● **Source data**:
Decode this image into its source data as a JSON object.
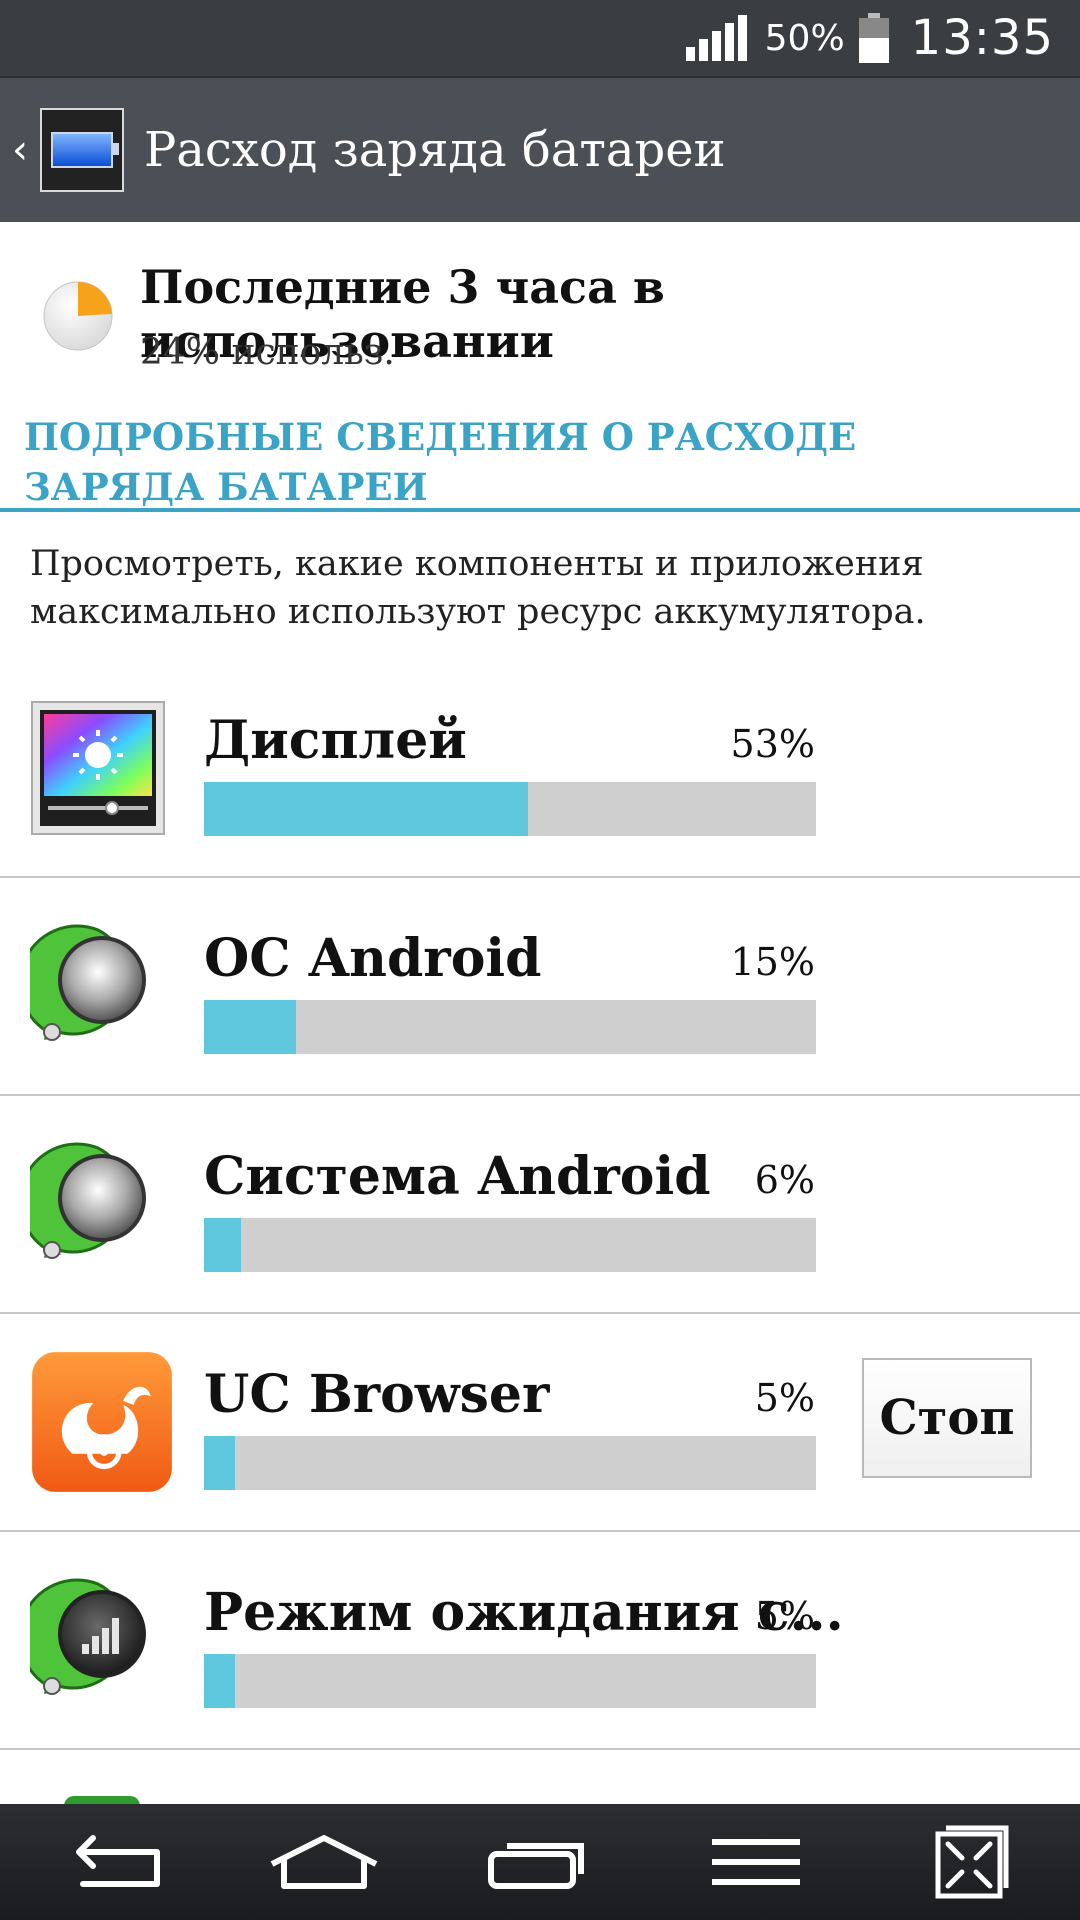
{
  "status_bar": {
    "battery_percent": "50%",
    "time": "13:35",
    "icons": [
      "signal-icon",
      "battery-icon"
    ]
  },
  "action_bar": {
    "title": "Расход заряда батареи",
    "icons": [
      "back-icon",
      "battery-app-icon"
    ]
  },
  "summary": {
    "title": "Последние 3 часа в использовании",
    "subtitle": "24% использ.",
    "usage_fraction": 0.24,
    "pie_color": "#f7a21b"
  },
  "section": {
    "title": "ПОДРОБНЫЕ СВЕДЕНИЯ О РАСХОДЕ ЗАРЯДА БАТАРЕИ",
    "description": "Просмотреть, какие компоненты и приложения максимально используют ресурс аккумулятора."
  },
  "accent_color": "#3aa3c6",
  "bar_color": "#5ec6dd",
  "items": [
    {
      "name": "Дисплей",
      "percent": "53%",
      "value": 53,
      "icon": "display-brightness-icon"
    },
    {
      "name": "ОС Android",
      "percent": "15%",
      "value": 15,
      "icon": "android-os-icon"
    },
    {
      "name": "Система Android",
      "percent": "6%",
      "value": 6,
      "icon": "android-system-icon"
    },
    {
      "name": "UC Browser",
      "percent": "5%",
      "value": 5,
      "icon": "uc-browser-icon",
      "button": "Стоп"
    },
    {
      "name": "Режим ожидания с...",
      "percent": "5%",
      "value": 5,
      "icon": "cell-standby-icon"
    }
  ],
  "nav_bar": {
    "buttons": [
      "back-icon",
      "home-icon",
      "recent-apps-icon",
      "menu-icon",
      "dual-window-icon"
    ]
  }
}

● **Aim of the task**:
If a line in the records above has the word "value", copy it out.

● **Finished exercise**:
      "value": 53,
      "value": 15,
      "value": 6,
      "value": 5,
      "value": 5,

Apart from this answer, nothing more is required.